[0018] The common carrier 100 provides definitions of the variables of the table to the message originator 120 (step 220). This may be done implicitly or explicitly. An example of an implicit method is for the common carrier 100 and the message originator 120 to adhere to a pre-agreed mapping, wherein like variables are always associated with like elements of personal information. For example, variable x$001 may be known a priori to refer always to subscribers' names, variable x$002 may be known a priori to refer always to subscribers' dates of birth, and so forth. Examples of explicit techniques are for the common carrier 100 to post the definitions on an Internet web site to be accessed by the message originator 120, or for the common carrier 100 to transmit the definitions to the message originator 120 over the public network 130.

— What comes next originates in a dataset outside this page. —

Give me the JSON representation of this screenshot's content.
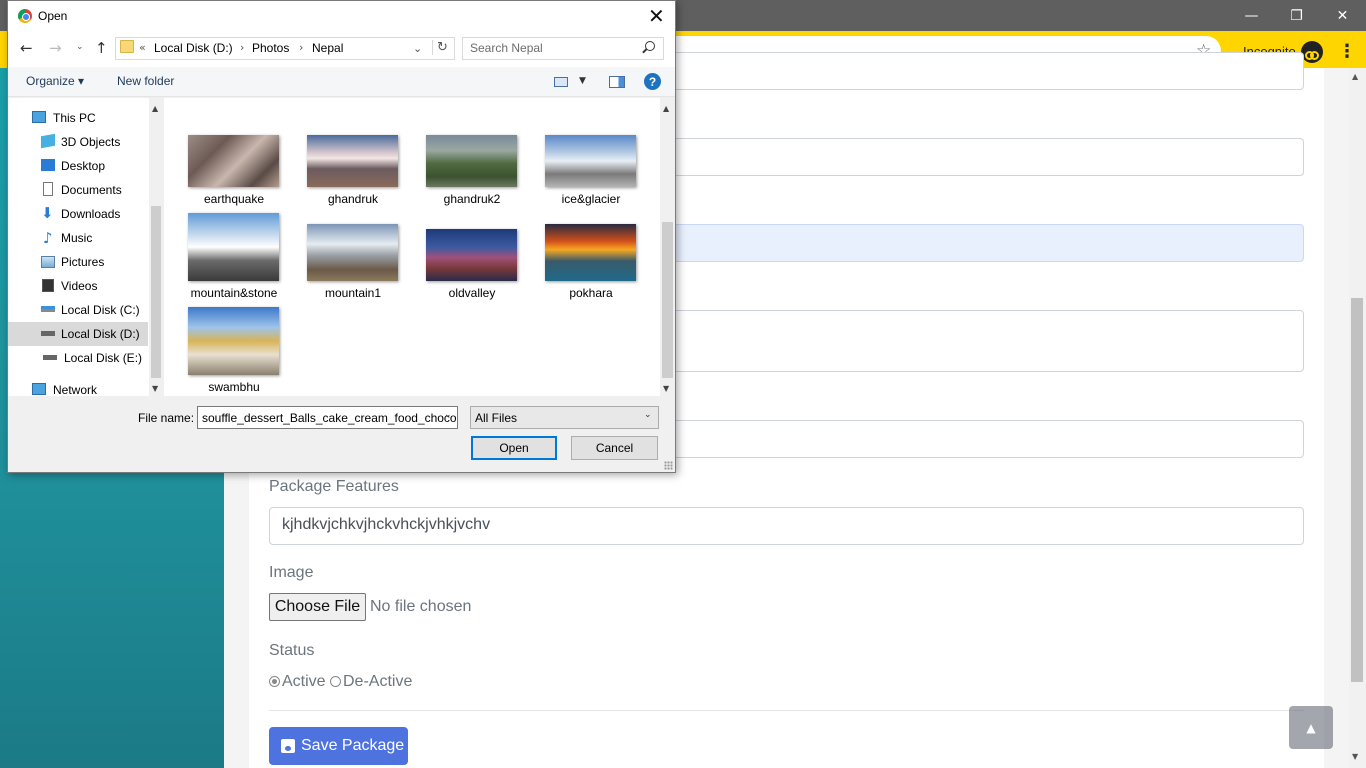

[0019] The message originator 120 selects the elements of personal information that he or she desires to include in a personalized message (step 225), and includes the associated variables in the message (step 230). In the running example, the message originator 120 may intend to send messages with personalized greetings, in which case the message originator 120 would select variable x$001 as the subscriber's name and include this variable in the greeting line of a message suitable for mass distribution. The message originator 120 provides the message including the selected variables to the common carrier 100 (step 235), and the common carrier 100 distributes the message to subscribers such as subscriber 110 (step 240).

[0020] As shown in FIG. 3, the subscriber 110 receives the message (step 300), and processes it upon receipt or stores it for processing later. To process a message, the terminal employed by the subscriber 110 parses to determine which, if any, of the variables that the message includes (step 305). If the message includes none of the variables, the message is processed further according to conventional methods (step 310). Otherwise (i.e., the message includes variables making reference to the table stored earlier in the communication terminal), the communication terminal substitutes the associated element of personal information for each variable (step 315). For example, if the parsing finds variable x$001 in the message line “Hello, x$001,” where variable x$001 is associated in the communication terminal's table with the name Hohenstaufen, the communication terminal changes the message line to “Hello, Hohenstaufen.” The substitution of elements of personal information for variables may be made by the communication terminal immediately upon receiving the message, or the substitution may be made just prior to displaying the message to the subscriber 110, or the substitution may be made at any time between receiving and displaying the message.

[0021] Form the foregoing description, those skilled in the art will now realize that the invention provides a way for message originators such as advertisers to reach subscribers with personalized messages delivered via a common carrier, and yet assures that private information regarding the subscribers does not reach the message originators. The foregoing description is illustrative rather than limiting however, and the invention is limited only by the claims that follow.

Referenced by
Citing PatentFiling datePublication dateApplicantTitle
US8166104Mar 19, 2009Apr 24, 2012Microsoft CorporationClient-centered usage classification
US8606252Apr 17, 2008Dec 10, 2013Microsoft CorporationAdvertising with mobile messaging
US20110145350 *Dec 15, 2010Jun 16, 2011France TelecomPersonalized messaging on web inserts
Classifications
U.S. Classification455/466, 455/412.1
International ClassificationH04W4/12, H04W8/18
Cooperative ClassificationH04W8/18, H04W4/12
European ClassificationH04W4/12
Legal Events
DateCodeEventDescription
Mar 7, 2003ASAssignment
Owner name: INTERNATIONAL BUSINESS MACHINES CORPORATION, NEW Y
Free format text: ASSIGNMENT OF ASSIGNORS INTEREST;ASSIGNOR:TREVATHAN, MATTHEW BUNKLEY;REEL/FRAME:013871/0217
Effective date: 20030228